» **EXERCISE AIM**: Your job is to copy the data that follows exactly, every line included.

» **INFORMATION GIVEN**:
=== Begin Enclosure ===
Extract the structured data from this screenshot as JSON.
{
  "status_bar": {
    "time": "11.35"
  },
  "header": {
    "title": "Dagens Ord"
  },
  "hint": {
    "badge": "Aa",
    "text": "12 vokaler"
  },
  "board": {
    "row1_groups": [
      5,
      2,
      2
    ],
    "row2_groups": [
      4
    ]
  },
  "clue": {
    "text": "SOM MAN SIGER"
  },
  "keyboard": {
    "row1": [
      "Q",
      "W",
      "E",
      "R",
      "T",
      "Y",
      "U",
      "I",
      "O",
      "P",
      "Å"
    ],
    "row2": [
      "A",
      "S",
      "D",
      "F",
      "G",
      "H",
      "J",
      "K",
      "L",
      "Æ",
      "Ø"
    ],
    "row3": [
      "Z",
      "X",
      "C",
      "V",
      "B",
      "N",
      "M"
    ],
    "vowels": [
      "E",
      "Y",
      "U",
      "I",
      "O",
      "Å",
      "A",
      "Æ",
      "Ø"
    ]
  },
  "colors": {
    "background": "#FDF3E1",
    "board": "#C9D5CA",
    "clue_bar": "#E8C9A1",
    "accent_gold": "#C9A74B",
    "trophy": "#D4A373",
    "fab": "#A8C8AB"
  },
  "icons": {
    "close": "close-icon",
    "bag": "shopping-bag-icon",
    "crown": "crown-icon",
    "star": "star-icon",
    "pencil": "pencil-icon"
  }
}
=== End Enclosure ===
» **YOUR RESPONSE**:
Extract the structured data from this screenshot as JSON.
{
  "status_bar": {
    "time": "11.35"
  },
  "header": {
    "title": "Dagens Ord"
  },
  "hint": {
    "badge": "Aa",
    "text": "12 vokaler"
  },
  "board": {
    "row1_groups": [
      5,
      2,
      2
    ],
    "row2_groups": [
      4
    ]
  },
  "clue": {
    "text": "SOM MAN SIGER"
  },
  "keyboard": {
    "row1": [
      "Q",
      "W",
      "E",
      "R",
      "T",
      "Y",
      "U",
      "I",
      "O",
      "P",
      "Å"
    ],
    "row2": [
      "A",
      "S",
      "D",
      "F",
      "G",
      "H",
      "J",
      "K",
      "L",
      "Æ",
      "Ø"
    ],
    "row3": [
      "Z",
      "X",
      "C",
      "V",
      "B",
      "N",
      "M"
    ],
    "vowels": [
      "E",
      "Y",
      "U",
      "I",
      "O",
      "Å",
      "A",
      "Æ",
      "Ø"
    ]
  },
  "colors": {
    "background": "#FDF3E1",
    "board": "#C9D5CA",
    "clue_bar": "#E8C9A1",
    "accent_gold": "#C9A74B",
    "trophy": "#D4A373",
    "fab": "#A8C8AB"
  },
  "icons": {
    "close": "close-icon",
    "bag": "shopping-bag-icon",
    "crown": "crown-icon",
    "star": "star-icon",
    "pencil": "pencil-icon"
  }
}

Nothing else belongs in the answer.